Strategic Branding: How to Market a Growing Nonprofit
As nonprofits feel the squeeze of funders cutting dollars for operating costs and organizations try to set themselves apart, many nonprofit managers focus on marketing individual programs and services first, and then building their own overarching brand as an afterthought.
Distinction between an organization’s programs can be an effective marketing tactic if used strategically and with purpose. One strategy is to distinctly target markets of funders, donors, and the impacted communities in a way that allows the organization to expand their audience. For instance, a community center’s SAT prep classes and senior aerobics will have different audiences and will appeal to different groups of donors.
Sometimes organizations want to isolate a program’s brand from the organization’s brand to make a statement about the relationship. Nonprofits with an associated PAC, for instance, may want to isolate the political arm for legal, political, and aesthetic reasons. Organizations may wish to do the same for non-mission related revenue generation.
However, nonprofits often splinter their outreach and marketing efforts unnecessarily, failing to establish the connection back to the overall organization.
On the most basic level, separate and distinct branding efforts for every program cut deeply into time available for marketing, as staff time devoted to public relations is usually extremely limited. For instance, building social media accounts for multiple programs may make those specific program managers happy, but the effort required to maintain a scattered following often outweighs any benefits. Divvying up that time further, instead of developing a strategy for the nonprofit as a whole, limits an organization’s overall brand.
This isn’t to say distinct branding efforts always damage an organization’s marketing. Some nonprofits have successfully used program outreach to further to their overall organizational brand.
The Sustainable Food Center, an Austin-based gardening and nutrition nonprofit, hosts its information on a basic, attractive, brand-consistent website. It also runs an associated farmer’s market, a project that requires a large amount of information to be distributed to the public. The Sustainable Food Center handles this by hosting a separate external website, complete with its own navigation and photos. However, rather than detracting from the value of the organization’s main site, the farmer’s market site adds value by promoting the organization through numerous links back to the original, keeping the general site cleaner and more navigable, and maintaining the main site’s layout and design.
There’s no reason to reinvent the wheel. A new logo and color scheme for every new program may please graphic designers’ pockets, but campaigns most consistent with existing recognizable design elements are the most effective, both for the organization and for individual programs.
Of course, it’s also possible for nonprofits to fully integrate what they do into their overarching organizational umbrella. One of our previous clients, the Food is Free Project, grew very rapidly as it managed to pair the right audience to solutions at the right time.
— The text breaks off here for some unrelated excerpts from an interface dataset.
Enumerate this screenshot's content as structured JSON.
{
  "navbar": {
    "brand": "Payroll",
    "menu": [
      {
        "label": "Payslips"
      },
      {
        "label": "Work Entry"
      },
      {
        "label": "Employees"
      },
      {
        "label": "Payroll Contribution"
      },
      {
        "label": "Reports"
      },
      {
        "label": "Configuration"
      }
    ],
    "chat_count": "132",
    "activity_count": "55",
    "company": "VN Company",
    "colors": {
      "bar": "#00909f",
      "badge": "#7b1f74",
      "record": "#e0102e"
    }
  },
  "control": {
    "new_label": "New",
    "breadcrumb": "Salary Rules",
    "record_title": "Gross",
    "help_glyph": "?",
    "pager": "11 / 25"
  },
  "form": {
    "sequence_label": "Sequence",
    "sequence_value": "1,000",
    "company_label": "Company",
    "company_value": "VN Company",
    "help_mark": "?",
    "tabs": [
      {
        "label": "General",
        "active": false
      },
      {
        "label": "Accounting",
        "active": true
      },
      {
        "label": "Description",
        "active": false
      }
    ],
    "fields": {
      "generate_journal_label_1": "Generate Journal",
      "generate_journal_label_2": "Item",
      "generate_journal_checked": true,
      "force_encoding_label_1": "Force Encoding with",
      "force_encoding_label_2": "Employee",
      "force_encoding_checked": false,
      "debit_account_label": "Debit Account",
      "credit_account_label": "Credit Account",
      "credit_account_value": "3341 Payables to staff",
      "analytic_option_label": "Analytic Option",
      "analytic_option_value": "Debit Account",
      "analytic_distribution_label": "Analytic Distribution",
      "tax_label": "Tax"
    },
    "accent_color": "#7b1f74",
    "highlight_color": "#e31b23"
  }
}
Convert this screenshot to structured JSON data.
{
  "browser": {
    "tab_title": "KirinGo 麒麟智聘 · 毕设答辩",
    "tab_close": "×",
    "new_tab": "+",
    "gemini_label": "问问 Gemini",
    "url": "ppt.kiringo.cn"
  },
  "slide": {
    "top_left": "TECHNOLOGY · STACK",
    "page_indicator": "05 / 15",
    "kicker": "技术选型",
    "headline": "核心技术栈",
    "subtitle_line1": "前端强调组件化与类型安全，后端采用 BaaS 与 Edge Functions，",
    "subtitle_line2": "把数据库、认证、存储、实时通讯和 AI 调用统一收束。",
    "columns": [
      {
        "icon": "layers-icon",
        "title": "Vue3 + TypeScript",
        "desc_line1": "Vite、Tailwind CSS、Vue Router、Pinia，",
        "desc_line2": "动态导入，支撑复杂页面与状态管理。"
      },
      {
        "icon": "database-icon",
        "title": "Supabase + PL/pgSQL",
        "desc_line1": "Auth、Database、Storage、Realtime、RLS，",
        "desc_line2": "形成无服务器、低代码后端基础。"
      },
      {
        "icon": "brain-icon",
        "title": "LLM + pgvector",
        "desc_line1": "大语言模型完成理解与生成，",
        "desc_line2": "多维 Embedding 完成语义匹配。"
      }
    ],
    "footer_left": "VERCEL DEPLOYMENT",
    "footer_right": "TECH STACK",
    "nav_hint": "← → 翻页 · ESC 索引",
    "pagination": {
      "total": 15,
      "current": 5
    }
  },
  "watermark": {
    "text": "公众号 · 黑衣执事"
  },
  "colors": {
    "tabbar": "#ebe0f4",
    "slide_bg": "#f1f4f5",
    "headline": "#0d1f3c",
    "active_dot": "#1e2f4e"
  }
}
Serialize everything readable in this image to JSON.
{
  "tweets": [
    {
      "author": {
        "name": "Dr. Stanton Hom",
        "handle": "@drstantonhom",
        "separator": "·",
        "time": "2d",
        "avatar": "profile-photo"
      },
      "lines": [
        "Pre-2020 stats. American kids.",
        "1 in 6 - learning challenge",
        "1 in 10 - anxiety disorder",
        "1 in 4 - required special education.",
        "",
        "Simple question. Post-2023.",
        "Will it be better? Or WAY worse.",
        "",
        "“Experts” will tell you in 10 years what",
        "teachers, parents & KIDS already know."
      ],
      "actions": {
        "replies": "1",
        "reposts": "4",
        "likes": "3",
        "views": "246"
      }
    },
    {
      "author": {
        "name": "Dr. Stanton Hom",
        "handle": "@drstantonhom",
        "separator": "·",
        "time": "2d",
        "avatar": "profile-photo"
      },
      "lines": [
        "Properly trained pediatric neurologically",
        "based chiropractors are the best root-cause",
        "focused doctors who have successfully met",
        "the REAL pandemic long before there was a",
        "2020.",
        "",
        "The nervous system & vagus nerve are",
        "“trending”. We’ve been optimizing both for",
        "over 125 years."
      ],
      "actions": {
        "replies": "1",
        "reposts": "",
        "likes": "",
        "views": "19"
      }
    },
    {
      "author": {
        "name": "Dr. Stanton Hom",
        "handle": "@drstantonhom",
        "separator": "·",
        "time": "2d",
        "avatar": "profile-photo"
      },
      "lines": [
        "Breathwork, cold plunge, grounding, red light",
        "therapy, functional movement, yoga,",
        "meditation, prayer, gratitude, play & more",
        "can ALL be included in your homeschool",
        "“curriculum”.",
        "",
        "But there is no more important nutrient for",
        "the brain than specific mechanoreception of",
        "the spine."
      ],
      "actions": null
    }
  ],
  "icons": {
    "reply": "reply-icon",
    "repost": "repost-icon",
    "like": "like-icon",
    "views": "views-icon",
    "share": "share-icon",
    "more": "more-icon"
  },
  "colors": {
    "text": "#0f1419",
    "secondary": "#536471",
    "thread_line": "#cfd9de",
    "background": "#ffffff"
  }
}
The Austin-based nonprofit launched in January 2012, focusing on helping city residents build low-cost community gardens in their front yards. It has already helped launch five sister branches and will start a youth outreach program, building gardens and teaching workshops in schools.
Through its growth, the project maintained consistency by shooting for a mission beyond the low-cost beds that have served as its bread and butter. The primary focus of the organization remains Austin’s front yard gardens, but Food is Free has been able to easily and cleanly sweep volunteer programs, extensive community outreach, and educational resources under its organizational umbrella by treating the basic projects as part of its wider vision. “The Food is Free Project grows community and food, while helping gain independence from a broken agricultural system,” reads its website, leaving the door open for a natural progression to many more efforts.
Cause based organizations frequently spring-up to fill a small niche. They can grow rapidly after establishing themselves and can lose focus. Often, a divergence of branding is the result of growing pains, as an organization moves beyond its original mission. When the scope of an organization grows, the mission and branding must grow with it.
Photo Courtesy of Open Source (Flickr).
This is a guest post by Clare Shepherd, a consultant at Loken Creative: an Austin-based marketing agency for cause-based organizations.